Search the records for "电子商城模板". Report every line where it occurs.

------ Available records

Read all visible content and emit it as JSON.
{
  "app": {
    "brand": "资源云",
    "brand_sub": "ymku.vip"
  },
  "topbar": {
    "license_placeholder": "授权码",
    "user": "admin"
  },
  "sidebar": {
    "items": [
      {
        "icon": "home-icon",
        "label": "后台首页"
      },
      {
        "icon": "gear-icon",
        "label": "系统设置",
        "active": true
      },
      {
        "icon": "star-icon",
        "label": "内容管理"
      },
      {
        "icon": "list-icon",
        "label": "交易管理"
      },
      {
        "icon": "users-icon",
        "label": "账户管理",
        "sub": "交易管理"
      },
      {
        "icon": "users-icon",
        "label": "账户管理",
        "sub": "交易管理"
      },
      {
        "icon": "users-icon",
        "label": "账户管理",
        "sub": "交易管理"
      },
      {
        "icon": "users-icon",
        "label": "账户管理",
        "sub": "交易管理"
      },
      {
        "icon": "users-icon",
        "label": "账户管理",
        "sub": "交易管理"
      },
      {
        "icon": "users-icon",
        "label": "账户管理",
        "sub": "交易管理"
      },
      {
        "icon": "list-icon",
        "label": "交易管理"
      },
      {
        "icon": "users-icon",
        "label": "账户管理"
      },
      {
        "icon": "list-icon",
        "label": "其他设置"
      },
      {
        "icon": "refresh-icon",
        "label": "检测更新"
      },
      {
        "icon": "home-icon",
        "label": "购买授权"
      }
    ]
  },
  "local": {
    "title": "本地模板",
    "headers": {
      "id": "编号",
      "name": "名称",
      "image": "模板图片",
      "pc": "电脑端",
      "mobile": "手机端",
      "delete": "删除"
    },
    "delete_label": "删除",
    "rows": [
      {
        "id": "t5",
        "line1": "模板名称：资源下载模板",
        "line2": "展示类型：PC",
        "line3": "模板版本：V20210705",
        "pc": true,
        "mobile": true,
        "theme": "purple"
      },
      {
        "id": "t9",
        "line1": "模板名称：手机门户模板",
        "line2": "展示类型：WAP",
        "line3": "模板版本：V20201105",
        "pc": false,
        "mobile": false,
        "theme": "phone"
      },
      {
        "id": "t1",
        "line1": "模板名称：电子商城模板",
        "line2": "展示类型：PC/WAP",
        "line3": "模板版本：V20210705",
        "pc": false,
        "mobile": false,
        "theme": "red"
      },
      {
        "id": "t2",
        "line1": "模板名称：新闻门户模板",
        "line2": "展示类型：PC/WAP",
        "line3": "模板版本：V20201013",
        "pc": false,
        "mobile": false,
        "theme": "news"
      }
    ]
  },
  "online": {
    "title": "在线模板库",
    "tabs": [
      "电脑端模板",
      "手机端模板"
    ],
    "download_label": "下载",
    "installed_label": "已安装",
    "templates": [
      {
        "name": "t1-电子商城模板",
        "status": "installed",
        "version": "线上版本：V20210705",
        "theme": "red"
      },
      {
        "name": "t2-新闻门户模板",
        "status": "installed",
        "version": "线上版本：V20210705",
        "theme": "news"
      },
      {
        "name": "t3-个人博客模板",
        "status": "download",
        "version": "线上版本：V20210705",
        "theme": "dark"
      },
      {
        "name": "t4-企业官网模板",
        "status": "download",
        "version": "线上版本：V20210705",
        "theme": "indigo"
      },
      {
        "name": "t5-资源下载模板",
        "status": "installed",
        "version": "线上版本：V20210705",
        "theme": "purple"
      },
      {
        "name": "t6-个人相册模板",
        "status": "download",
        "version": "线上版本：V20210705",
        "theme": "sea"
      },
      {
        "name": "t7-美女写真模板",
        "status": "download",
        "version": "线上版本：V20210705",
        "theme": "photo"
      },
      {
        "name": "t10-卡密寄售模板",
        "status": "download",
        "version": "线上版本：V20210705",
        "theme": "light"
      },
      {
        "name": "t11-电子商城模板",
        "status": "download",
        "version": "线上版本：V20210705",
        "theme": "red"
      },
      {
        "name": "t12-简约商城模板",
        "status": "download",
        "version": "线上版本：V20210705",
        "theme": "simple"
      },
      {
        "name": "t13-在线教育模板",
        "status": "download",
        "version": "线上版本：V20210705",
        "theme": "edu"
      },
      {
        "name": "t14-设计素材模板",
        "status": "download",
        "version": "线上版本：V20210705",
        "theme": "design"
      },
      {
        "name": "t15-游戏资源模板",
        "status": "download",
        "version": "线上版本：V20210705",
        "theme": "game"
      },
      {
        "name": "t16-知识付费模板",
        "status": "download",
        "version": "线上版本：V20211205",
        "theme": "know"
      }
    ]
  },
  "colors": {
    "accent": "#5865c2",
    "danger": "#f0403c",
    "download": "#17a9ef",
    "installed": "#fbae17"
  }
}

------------

Solution:
        "line1": "模板名称：电子商城模板",
        "name": "t1-电子商城模板",
        "name": "t11-电子商城模板",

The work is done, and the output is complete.